Due to factors like peer pressure and wanting to experiment with substances, teens can be more susceptible to developing a prescription drug addiction. However, there are ways to ensure that teens use prescription medications responsibly to prevent prescription drug abuse in teens.

Discuss Dangers

If you have a teenager who is prescribed a prescription medication, discuss the dangers of prescription abuse in teens with them and make sure they are aware of all possible side effects.

Keep Medication Safe

If you or someone in your household is taking a prescription medication, try to keep it in a safe place to prevent teens or house guests from finding it. This helps ensure that only the person prescribed the medication uses it.

Prescription Access Control

Prescription access control policies are in place to help health care providers and pharmacies track data related to someone’s prescriptions and medical information. This helps prevent prescription abuse in teens to protect people’s health and well-being.

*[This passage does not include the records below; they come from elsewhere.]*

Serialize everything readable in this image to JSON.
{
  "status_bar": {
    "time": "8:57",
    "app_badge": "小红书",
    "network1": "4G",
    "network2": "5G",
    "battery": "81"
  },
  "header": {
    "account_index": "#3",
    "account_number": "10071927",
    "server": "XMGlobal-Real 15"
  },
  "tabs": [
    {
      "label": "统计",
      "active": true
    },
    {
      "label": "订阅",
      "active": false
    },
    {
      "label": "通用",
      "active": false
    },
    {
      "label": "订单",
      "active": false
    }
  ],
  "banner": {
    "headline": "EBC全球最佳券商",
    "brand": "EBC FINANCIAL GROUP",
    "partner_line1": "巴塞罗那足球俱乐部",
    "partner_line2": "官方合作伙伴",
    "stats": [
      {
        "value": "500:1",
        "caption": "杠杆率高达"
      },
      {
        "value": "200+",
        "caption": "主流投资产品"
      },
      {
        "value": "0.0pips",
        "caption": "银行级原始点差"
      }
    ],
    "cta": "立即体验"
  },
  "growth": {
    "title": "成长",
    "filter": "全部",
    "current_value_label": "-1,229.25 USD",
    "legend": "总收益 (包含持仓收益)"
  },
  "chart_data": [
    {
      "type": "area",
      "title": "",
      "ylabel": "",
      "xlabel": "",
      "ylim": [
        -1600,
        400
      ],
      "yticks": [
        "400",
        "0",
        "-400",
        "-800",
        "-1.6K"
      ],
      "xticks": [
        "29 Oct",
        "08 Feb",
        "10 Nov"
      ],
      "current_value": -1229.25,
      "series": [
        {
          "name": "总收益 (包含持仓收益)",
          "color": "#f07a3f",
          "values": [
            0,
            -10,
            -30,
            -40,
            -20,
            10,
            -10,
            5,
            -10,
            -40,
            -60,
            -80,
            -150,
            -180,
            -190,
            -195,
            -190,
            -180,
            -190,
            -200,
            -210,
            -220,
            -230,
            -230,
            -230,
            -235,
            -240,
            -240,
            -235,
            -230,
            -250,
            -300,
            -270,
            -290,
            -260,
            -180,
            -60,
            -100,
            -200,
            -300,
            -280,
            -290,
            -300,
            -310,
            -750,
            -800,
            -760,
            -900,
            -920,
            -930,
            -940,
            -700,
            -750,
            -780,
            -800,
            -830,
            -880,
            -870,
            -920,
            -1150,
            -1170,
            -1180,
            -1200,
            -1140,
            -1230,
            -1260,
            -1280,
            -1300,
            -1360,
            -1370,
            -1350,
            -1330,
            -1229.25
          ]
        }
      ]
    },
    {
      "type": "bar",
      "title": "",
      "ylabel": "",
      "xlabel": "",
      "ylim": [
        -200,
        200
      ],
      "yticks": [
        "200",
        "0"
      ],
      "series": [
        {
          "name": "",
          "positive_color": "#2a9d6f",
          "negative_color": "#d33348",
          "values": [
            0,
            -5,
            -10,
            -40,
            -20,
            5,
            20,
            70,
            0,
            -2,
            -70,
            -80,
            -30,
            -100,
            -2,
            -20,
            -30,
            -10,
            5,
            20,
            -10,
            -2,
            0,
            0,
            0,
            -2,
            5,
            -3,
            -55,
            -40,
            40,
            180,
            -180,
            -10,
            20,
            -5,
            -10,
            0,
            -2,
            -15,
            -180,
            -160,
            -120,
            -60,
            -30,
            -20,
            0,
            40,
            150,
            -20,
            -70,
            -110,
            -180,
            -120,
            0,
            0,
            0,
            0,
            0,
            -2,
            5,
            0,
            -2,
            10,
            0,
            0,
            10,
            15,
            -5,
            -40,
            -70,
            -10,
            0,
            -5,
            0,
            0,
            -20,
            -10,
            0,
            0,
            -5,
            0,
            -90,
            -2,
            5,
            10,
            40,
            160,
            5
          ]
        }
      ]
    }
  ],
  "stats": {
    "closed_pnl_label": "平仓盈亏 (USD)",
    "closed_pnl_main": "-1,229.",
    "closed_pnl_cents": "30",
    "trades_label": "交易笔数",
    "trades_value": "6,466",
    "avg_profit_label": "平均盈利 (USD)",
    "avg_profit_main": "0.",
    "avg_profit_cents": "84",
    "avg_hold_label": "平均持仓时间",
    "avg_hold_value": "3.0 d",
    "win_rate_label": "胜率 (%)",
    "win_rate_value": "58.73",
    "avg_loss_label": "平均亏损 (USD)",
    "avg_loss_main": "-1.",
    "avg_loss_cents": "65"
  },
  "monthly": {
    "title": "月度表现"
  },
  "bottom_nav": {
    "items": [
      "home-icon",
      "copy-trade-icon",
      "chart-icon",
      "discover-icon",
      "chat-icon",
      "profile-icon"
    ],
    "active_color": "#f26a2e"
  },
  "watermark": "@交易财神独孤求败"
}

Properly Dispose Medication

To prevent prescription abuse in teens, make sure to properly dispose of medications when you are done using them. This helps prevent teens from finding them and taking them for recreational use.

Monitoring Physical and Mental Health

If you have a teenager, it’s important to monitor their physical and mental health since these conditions can make a teen more susceptible to prescription drug addiction. Check in with them at times to make sure they are doing ok and let them know you are there if they need to talk about anything.

Dual Diagnosis for Drug Abuse

If someone struggles with addiction, a dual diagnosis drug rehab facility can help. Addiction centers usually offer drug rehab options that can help with detox, drug withdrawal symptoms, and providing therapy to those who need support. Dual diagnosis drug rehab centers specialize in treating not only the addiction, but also any underlying conditions that may be contributing to the addiction as well.


When someone receives treatment through a treatment center, one of the first steps in the treatment program will be a drug addiction detox. Drug withdrawal symptoms will be experienced during this time, but treatment professionals are trained to make this process as safe and easy as possible.


During treatment, medication assisted treatment (MAT) may be used to help ease withdrawal symptoms and prevent a relapse from occurring. Many scientific studies have been conducted to develop medications that are effective as part of a treatment program.

Inpatient Care

Inpatient drug rehab is often a good option for treating prescription drug addiction. Inpatient drug rehab involves staying at a treatment facility for a duration of time while you detox, receive therapy, and work on a long-term plan for success. This is a good way to create a structured and supportive environment that leads to success.

Outpatient Care

Outpatient drug rehab is also an option for those with a less severe addiction or who don’t want to leave behind any family or work responsibilities while they receive treatment. Outpatient care involves going to a treatment center at designated times during the week to work on a treatment program and receive therapy.